As Brooks puts it, “Life is essentially a moral drama not a hedonistic one.” No amount of money or fame will satisfy our soul. That is not why we are here. Unless we are working to grow morally, to evolve into better people, our life will feel empty. I won’t lie. I want both, the freedoms that come with financial success, while being happy with where I am in life. What I know now is that unless I make changes, orient myself towards the path of “moral growth”, any success I achieve will be short lived.
I believe my business has failed, because I was not ready for it to succeed and God or the Universe, knew that. The Todd you see know is much different than the Todd that started his own business a few years ago. I’m more focused now on how I can make difference for others, while doing something I love. My primary motivator before was not just money but status, being admired and respected by my peers. In my mind the only way to get that was to be financially successful. Because as fucked up as it sounds, to me that is what determines whether you are good at something or not. It is what determines your worth as a person. I’m embracing the dark to see the light. Had I achieved financial success within the first few years of starting my business, I’m pretty sure it would have been a disaster.

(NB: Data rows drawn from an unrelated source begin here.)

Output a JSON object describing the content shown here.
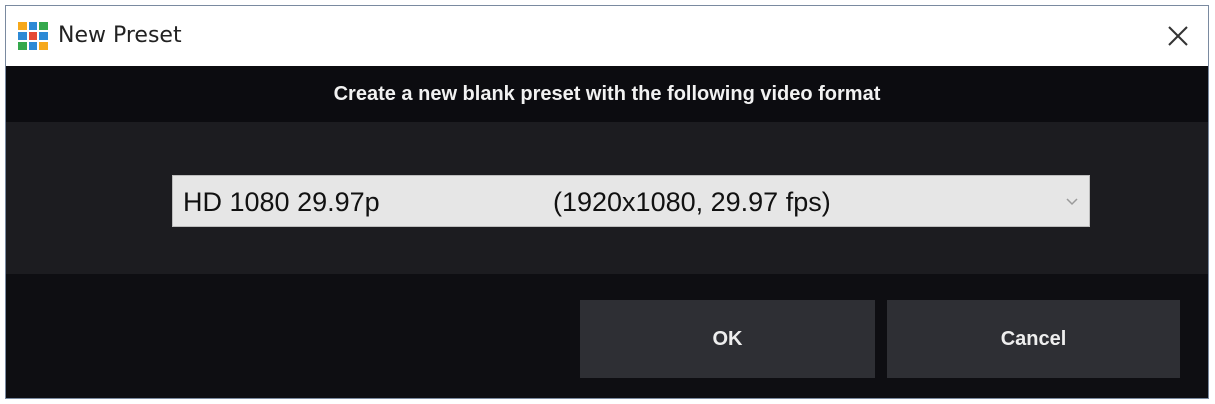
{
  "window": {
    "title": "New Preset",
    "app_icon": "grid-app-icon",
    "close_icon": "close-icon"
  },
  "dialog": {
    "heading": "Create a new blank preset with the following video format",
    "format_select": {
      "selected_name": "HD 1080 29.97p",
      "selected_spec": "(1920x1080, 29.97 fps)",
      "arrow_icon": "chevron-down-icon"
    },
    "buttons": {
      "ok_label": "OK",
      "cancel_label": "Cancel"
    }
  },
  "colors": {
    "header_background": "#0c0c10",
    "content_background": "#1c1c20",
    "button_background": "#2e2f34",
    "select_background": "#e6e6e6"
  }
}
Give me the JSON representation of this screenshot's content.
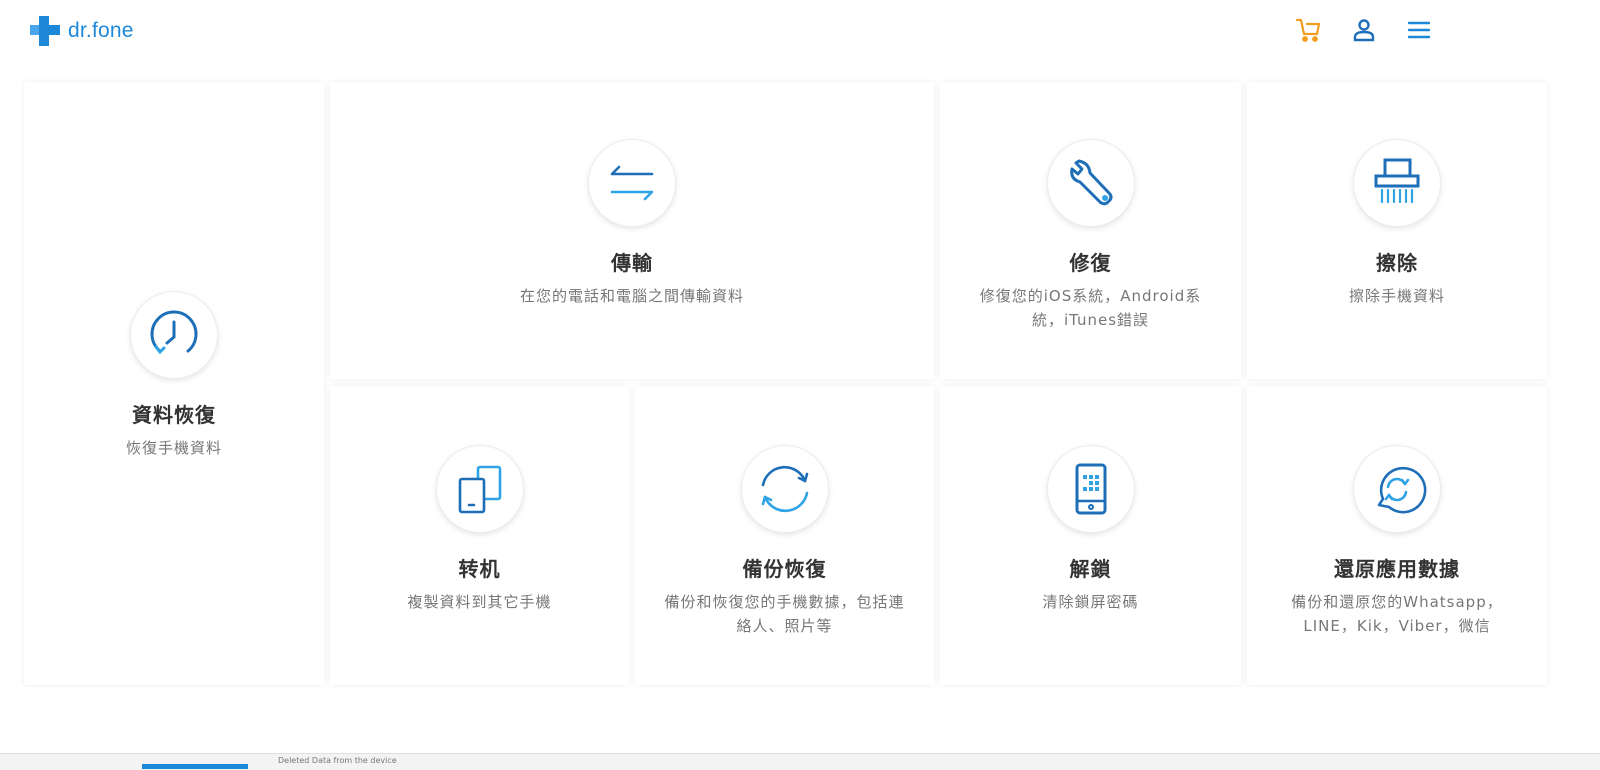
{
  "header": {
    "logo_text": "dr.fone",
    "cart_icon": "cart-icon",
    "user_icon": "user-icon",
    "menu_icon": "menu-icon",
    "colors": {
      "brand": "#1e88d8",
      "cart": "#f39c1f"
    }
  },
  "cards": [
    {
      "id": "data-recovery",
      "title": "資料恢復",
      "desc": "恢復手機資料",
      "icon": "clock-icon"
    },
    {
      "id": "transfer",
      "title": "傳輸",
      "desc": "在您的電話和電腦之間傳輸資料",
      "icon": "transfer-arrows-icon"
    },
    {
      "id": "repair",
      "title": "修復",
      "desc": "修復您的iOS系統，Android系統，iTunes錯誤",
      "icon": "wrench-icon"
    },
    {
      "id": "erase",
      "title": "擦除",
      "desc": "擦除手機資料",
      "icon": "shredder-icon"
    },
    {
      "id": "switch",
      "title": "转机",
      "desc": "複製資料到其它手機",
      "icon": "phone-switch-icon"
    },
    {
      "id": "backup-restore",
      "title": "備份恢復",
      "desc": "備份和恢復您的手機數據，包括連絡人、照片等",
      "icon": "sync-icon"
    },
    {
      "id": "unlock",
      "title": "解鎖",
      "desc": "清除鎖屏密碼",
      "icon": "phone-unlock-icon"
    },
    {
      "id": "restore-app",
      "title": "還原應用數據",
      "desc": "備份和還原您的Whatsapp，LINE，Kik，Viber，微信",
      "icon": "chat-restore-icon"
    }
  ],
  "footer": {
    "partial_text": "Deleted Data from the device"
  }
}
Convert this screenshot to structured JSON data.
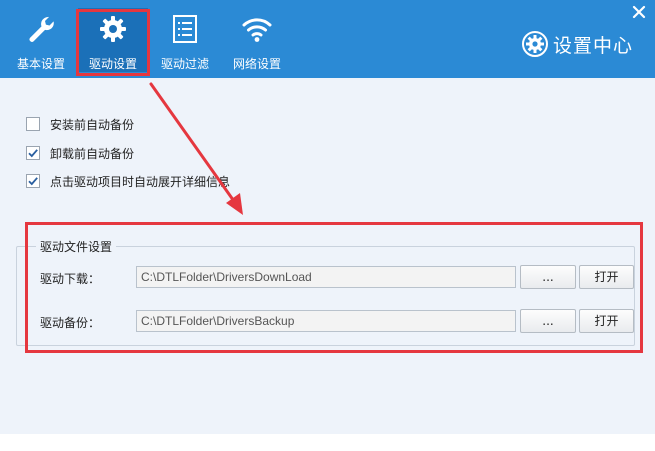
{
  "header": {
    "tabs": [
      {
        "label": "基本设置",
        "icon": "wrench-icon"
      },
      {
        "label": "驱动设置",
        "icon": "gear-icon",
        "active": true
      },
      {
        "label": "驱动过滤",
        "icon": "list-icon"
      },
      {
        "label": "网络设置",
        "icon": "wifi-icon"
      }
    ],
    "brand_label": "设置中心",
    "brand_icon": "gear-icon",
    "close_icon": "close-icon"
  },
  "options": [
    {
      "label": "安装前自动备份",
      "checked": false
    },
    {
      "label": "卸载前自动备份",
      "checked": true
    },
    {
      "label": "点击驱动项目时自动展开详细信息",
      "checked": true
    }
  ],
  "driver_files": {
    "title": "驱动文件设置",
    "download": {
      "label": "驱动下载：",
      "value": "C:\\DTLFolder\\DriversDownLoad",
      "browse_label": "...",
      "open_label": "打开"
    },
    "backup": {
      "label": "驱动备份：",
      "value": "C:\\DTLFolder\\DriversBackup",
      "browse_label": "...",
      "open_label": "打开"
    }
  },
  "colors": {
    "header": "#2b8ad5",
    "active_tab": "#1b70b8",
    "content_bg": "#eef3fa",
    "highlight": "#e5373f"
  }
}
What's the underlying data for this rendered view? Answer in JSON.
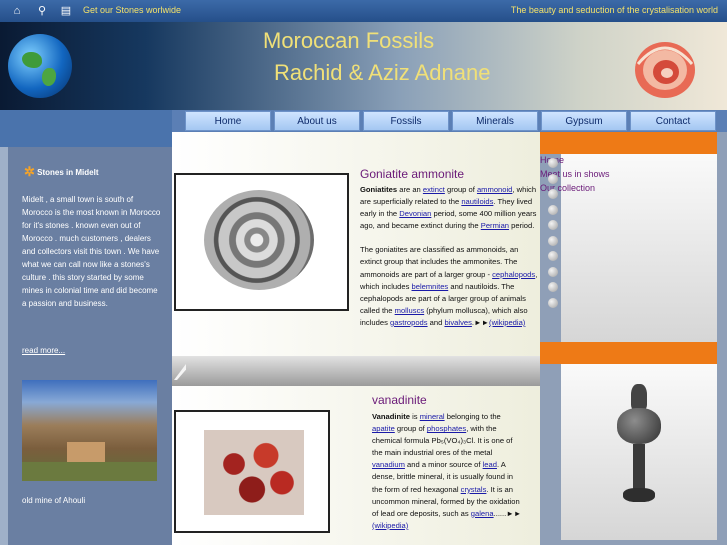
{
  "topbar": {
    "icons": [
      "home-icon",
      "search-icon",
      "document-icon"
    ],
    "tagline_left": "Get our Stones worlwide",
    "tagline_right": "The beauty and seduction of the crystalisation world"
  },
  "banner": {
    "title_line1": "Moroccan Fossils",
    "title_line2": "Rachid & Aziz Adnane"
  },
  "nav": {
    "items": [
      {
        "label": "Home"
      },
      {
        "label": "About us"
      },
      {
        "label": "Fossils"
      },
      {
        "label": "Minerals"
      },
      {
        "label": "Gypsum"
      },
      {
        "label": "Contact"
      }
    ]
  },
  "sidebar": {
    "heading": "Stones in Midelt",
    "text": "Midelt , a small town is south of Morocco is the most known in Morocco for it's stones . known even out of Morocco . much customers , dealers and collectors visit this town . We have what we can call now like a stones's culture . this story started by some mines in colonial time and did become a passion and business.",
    "read_more": "read more...",
    "photo_caption": "old mine of Ahouli"
  },
  "articles": {
    "goniatite": {
      "title": "Goniatite ammonite",
      "p1": [
        {
          "t": "Goniatites",
          "b": true
        },
        {
          "t": " are an "
        },
        {
          "t": "extinct",
          "link": true
        },
        {
          "t": " group of "
        },
        {
          "t": "ammonoid",
          "link": true
        },
        {
          "t": ", which are superficially related to the "
        },
        {
          "t": "nautiloids",
          "link": true
        },
        {
          "t": ". They lived early in the "
        },
        {
          "t": "Devonian",
          "link": true
        },
        {
          "t": " period, some 400 million years ago, and became extinct during the "
        },
        {
          "t": "Permian",
          "link": true
        },
        {
          "t": " period."
        }
      ],
      "p2": [
        {
          "t": "The goniatites are classified as ammonoids, an extinct group that includes the ammonites. The ammonoids are part of a larger group - "
        },
        {
          "t": "cephalopods",
          "link": true
        },
        {
          "t": ", which includes "
        },
        {
          "t": "belemnites",
          "link": true
        },
        {
          "t": " and nautiloids. The cephalopods are part of a larger group of animals called the "
        },
        {
          "t": "molluscs",
          "link": true
        },
        {
          "t": " (phylum mollusca), which also includes "
        },
        {
          "t": "gastropods",
          "link": true
        },
        {
          "t": " and "
        },
        {
          "t": "bivalves",
          "link": true
        },
        {
          "t": ".►►"
        },
        {
          "t": "(wikipedia)",
          "link": true
        }
      ]
    },
    "vanadinite": {
      "title": "vanadinite",
      "p1": [
        {
          "t": "Vanadinite",
          "b": true
        },
        {
          "t": " is "
        },
        {
          "t": "mineral",
          "link": true
        },
        {
          "t": " belonging to the "
        },
        {
          "t": "apatite",
          "link": true
        },
        {
          "t": " group of "
        },
        {
          "t": "phosphates",
          "link": true
        },
        {
          "t": ", with the chemical formula Pb₅(VO₄)₃Cl. It is one of the main industrial ores of the metal "
        },
        {
          "t": "vanadium",
          "link": true
        },
        {
          "t": " and a minor source of "
        },
        {
          "t": "lead",
          "link": true
        },
        {
          "t": ". A dense, brittle mineral, it is usually found in the form of red hexagonal "
        },
        {
          "t": "crystals",
          "link": true
        },
        {
          "t": ". It is an uncommon mineral, formed by the oxidation of lead ore deposits, such as "
        },
        {
          "t": "galena",
          "link": true
        },
        {
          "t": "......►► "
        },
        {
          "t": "(wikipedia)",
          "link": true
        }
      ]
    }
  },
  "right": {
    "links": [
      {
        "label": "Home"
      },
      {
        "label": "Meet us in shows"
      },
      {
        "label": "Our collection"
      }
    ],
    "bullet_count": 10
  },
  "colors": {
    "accent_orange": "#ee7a16",
    "title_purple": "#6a1a78",
    "nav_blue": "#5b7fb5",
    "banner_text": "#f0e078"
  }
}
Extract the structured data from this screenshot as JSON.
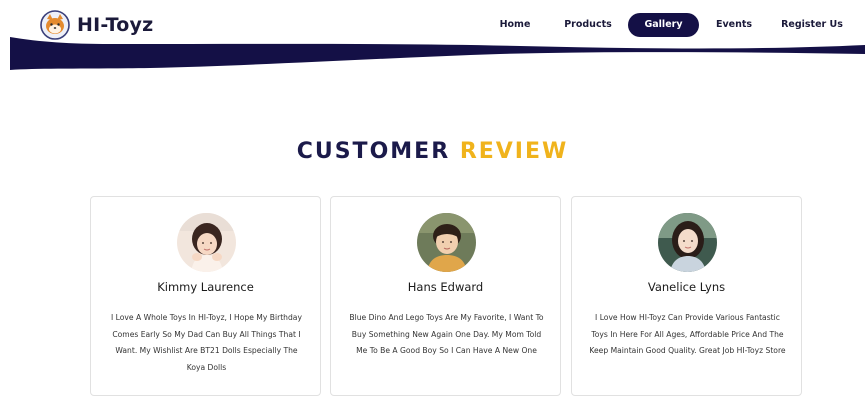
{
  "brand": {
    "name": "HI-Toyz"
  },
  "nav": {
    "items": [
      {
        "label": "Home"
      },
      {
        "label": "Products"
      },
      {
        "label": "Gallery"
      },
      {
        "label": "Events"
      },
      {
        "label": "Register Us"
      }
    ],
    "active": "Gallery"
  },
  "section": {
    "title_part1": "CUSTOMER",
    "title_part2": "REVIEW"
  },
  "reviews": [
    {
      "name": "Kimmy Laurence",
      "text": "I Love A Whole Toys In HI-Toyz, I Hope My Birthday Comes Early So My Dad Can Buy All Things That I Want. My Wishlist Are BT21 Dolls Especially The Koya Dolls"
    },
    {
      "name": "Hans Edward",
      "text": "Blue Dino And Lego Toys Are My Favorite, I Want To Buy Something New Again One Day. My Mom Told Me To Be A Good Boy So I Can Have A New One"
    },
    {
      "name": "Vanelice Lyns",
      "text": "I Love How HI-Toyz Can Provide Various Fantastic Toys In Here For All Ages, Affordable Price And The Keep Maintain Good Quality. Great Job HI-Toyz Store"
    }
  ],
  "colors": {
    "navy": "#141046",
    "gold": "#f0b31c"
  }
}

So what is it I’m trying to say, the take away if you will from all this. First, I’ve must stop asking, what is my life’s purpose. Rather what is life’s purpose for me? Put another way, where is the intersection of my passion, skill and world need? I’m not talking about curing cancer or opening a chain of massage parlors with complimentary happy endings. All of us, no matter how small can find ways to help others while doing work we love. How does that look for me? I have the opportunity to create something that I can share with others and makes them feel good. I also realize I have an chance like Victor Frankle to use my struggles to help others. I hope this is what I’m doing here. Brooks says, “Each weakness becomes a chance to wage a campaign that organizes and gives meaning to life and makes you a better person. A person who has gone through these struggles seems more substantial and deep. And by a magic alchemy these victories turn weakness into joy.” All my failures in business, my battles with OCD and anxiety have given me the opportunity to find real joy. I’m not there yet. But I do believe as I work to embrace what is the darkness around me I will see the light. My first step is to embrace where I am right now and do what I can in this very moment, step by step to build the life I want out of the rubble around me. So when I do feel joy, it will be lasting and real.